*Source material*.
*** Begin section ***
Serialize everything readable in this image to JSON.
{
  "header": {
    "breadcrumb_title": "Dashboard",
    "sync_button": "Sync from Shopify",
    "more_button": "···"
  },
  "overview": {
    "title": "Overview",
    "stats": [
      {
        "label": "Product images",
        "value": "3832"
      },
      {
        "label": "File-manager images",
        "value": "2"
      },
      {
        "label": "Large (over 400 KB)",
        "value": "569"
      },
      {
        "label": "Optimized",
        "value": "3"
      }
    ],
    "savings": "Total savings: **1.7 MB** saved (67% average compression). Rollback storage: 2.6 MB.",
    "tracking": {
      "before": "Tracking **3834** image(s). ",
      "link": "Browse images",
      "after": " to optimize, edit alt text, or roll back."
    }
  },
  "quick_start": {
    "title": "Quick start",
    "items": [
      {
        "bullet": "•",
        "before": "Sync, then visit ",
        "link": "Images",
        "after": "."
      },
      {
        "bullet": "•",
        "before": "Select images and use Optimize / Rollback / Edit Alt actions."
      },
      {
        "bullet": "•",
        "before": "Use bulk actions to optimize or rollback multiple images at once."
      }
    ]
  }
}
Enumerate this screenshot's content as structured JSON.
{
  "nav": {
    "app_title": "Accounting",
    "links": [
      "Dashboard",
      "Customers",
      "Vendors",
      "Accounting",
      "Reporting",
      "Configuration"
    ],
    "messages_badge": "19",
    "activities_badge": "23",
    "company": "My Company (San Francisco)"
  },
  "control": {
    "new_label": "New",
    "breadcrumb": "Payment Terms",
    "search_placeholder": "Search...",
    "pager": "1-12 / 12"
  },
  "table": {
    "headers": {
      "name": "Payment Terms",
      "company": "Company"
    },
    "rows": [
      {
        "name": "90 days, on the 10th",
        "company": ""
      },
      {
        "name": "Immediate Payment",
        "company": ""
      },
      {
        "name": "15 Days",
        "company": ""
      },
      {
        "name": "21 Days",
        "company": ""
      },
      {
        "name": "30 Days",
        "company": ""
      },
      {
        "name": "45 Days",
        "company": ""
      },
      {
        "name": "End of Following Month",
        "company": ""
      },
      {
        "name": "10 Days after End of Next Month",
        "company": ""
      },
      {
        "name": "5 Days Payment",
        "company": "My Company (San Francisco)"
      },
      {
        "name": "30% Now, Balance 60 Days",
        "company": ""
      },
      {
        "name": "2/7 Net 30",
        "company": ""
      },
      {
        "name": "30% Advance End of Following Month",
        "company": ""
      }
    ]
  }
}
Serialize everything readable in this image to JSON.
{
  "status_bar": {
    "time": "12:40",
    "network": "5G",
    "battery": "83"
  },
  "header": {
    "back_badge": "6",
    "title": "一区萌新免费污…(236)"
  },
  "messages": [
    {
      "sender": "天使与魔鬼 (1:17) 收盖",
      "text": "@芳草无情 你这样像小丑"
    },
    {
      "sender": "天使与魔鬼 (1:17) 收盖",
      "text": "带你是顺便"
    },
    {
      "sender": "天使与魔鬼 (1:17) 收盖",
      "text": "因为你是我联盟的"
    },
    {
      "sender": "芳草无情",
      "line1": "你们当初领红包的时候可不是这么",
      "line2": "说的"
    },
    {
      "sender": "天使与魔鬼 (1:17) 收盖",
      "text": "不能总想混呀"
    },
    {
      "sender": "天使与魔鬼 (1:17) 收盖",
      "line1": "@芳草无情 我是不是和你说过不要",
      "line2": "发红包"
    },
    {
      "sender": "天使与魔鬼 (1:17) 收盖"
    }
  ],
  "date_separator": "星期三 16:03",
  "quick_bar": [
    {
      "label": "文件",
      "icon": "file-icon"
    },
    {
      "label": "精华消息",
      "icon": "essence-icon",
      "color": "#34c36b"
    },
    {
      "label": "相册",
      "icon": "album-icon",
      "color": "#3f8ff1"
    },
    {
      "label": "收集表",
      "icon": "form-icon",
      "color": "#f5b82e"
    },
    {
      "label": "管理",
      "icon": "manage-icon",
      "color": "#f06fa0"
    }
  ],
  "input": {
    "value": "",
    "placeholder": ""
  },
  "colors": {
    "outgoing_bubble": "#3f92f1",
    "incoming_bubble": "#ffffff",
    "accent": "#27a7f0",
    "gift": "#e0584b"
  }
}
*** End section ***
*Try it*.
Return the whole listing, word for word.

*Solution for this exercise*.
Serialize everything readable in this image to JSON.
{
  "header": {
    "breadcrumb_title": "Dashboard",
    "sync_button": "Sync from Shopify",
    "more_button": "···"
  },
  "overview": {
    "title": "Overview",
    "stats": [
      {
        "label": "Product images",
        "value": "3832"
      },
      {
        "label": "File-manager images",
        "value": "2"
      },
      {
        "label": "Large (over 400 KB)",
        "value": "569"
      },
      {
        "label": "Optimized",
        "value": "3"
      }
    ],
    "savings": "Total savings: **1.7 MB** saved (67% average compression). Rollback storage: 2.6 MB.",
    "tracking": {
      "before": "Tracking **3834** image(s). ",
      "link": "Browse images",
      "after": " to optimize, edit alt text, or roll back."
    }
  },
  "quick_start": {
    "title": "Quick start",
    "items": [
      {
        "bullet": "•",
        "before": "Sync, then visit ",
        "link": "Images",
        "after": "."
      },
      {
        "bullet": "•",
        "before": "Select images and use Optimize / Rollback / Edit Alt actions."
      },
      {
        "bullet": "•",
        "before": "Use bulk actions to optimize or rollback multiple images at once."
      }
    ]
  }
}
Enumerate this screenshot's content as structured JSON.
{
  "nav": {
    "app_title": "Accounting",
    "links": [
      "Dashboard",
      "Customers",
      "Vendors",
      "Accounting",
      "Reporting",
      "Configuration"
    ],
    "messages_badge": "19",
    "activities_badge": "23",
    "company": "My Company (San Francisco)"
  },
  "control": {
    "new_label": "New",
    "breadcrumb": "Payment Terms",
    "search_placeholder": "Search...",
    "pager": "1-12 / 12"
  },
  "table": {
    "headers": {
      "name": "Payment Terms",
      "company": "Company"
    },
    "rows": [
      {
        "name": "90 days, on the 10th",
        "company": ""
      },
      {
        "name": "Immediate Payment",
        "company": ""
      },
      {
        "name": "15 Days",
        "company": ""
      },
      {
        "name": "21 Days",
        "company": ""
      },
      {
        "name": "30 Days",
        "company": ""
      },
      {
        "name": "45 Days",
        "company": ""
      },
      {
        "name": "End of Following Month",
        "company": ""
      },
      {
        "name": "10 Days after End of Next Month",
        "company": ""
      },
      {
        "name": "5 Days Payment",
        "company": "My Company (San Francisco)"
      },
      {
        "name": "30% Now, Balance 60 Days",
        "company": ""
      },
      {
        "name": "2/7 Net 30",
        "company": ""
      },
      {
        "name": "30% Advance End of Following Month",
        "company": ""
      }
    ]
  }
}
Serialize everything readable in this image to JSON.
{
  "status_bar": {
    "time": "12:40",
    "network": "5G",
    "battery": "83"
  },
  "header": {
    "back_badge": "6",
    "title": "一区萌新免费污…(236)"
  },
  "messages": [
    {
      "sender": "天使与魔鬼 (1:17) 收盖",
      "text": "@芳草无情 你这样像小丑"
    },
    {
      "sender": "天使与魔鬼 (1:17) 收盖",
      "text": "带你是顺便"
    },
    {
      "sender": "天使与魔鬼 (1:17) 收盖",
      "text": "因为你是我联盟的"
    },
    {
      "sender": "芳草无情",
      "line1": "你们当初领红包的时候可不是这么",
      "line2": "说的"
    },
    {
      "sender": "天使与魔鬼 (1:17) 收盖",
      "text": "不能总想混呀"
    },
    {
      "sender": "天使与魔鬼 (1:17) 收盖",
      "line1": "@芳草无情 我是不是和你说过不要",
      "line2": "发红包"
    },
    {
      "sender": "天使与魔鬼 (1:17) 收盖"
    }
  ],
  "date_separator": "星期三 16:03",
  "quick_bar": [
    {
      "label": "文件",
      "icon": "file-icon"
    },
    {
      "label": "精华消息",
      "icon": "essence-icon",
      "color": "#34c36b"
    },
    {
      "label": "相册",
      "icon": "album-icon",
      "color": "#3f8ff1"
    },
    {
      "label": "收集表",
      "icon": "form-icon",
      "color": "#f5b82e"
    },
    {
      "label": "管理",
      "icon": "manage-icon",
      "color": "#f06fa0"
    }
  ],
  "input": {
    "value": "",
    "placeholder": ""
  },
  "colors": {
    "outgoing_bubble": "#3f92f1",
    "incoming_bubble": "#ffffff",
    "accent": "#27a7f0",
    "gift": "#e0584b"
  }
}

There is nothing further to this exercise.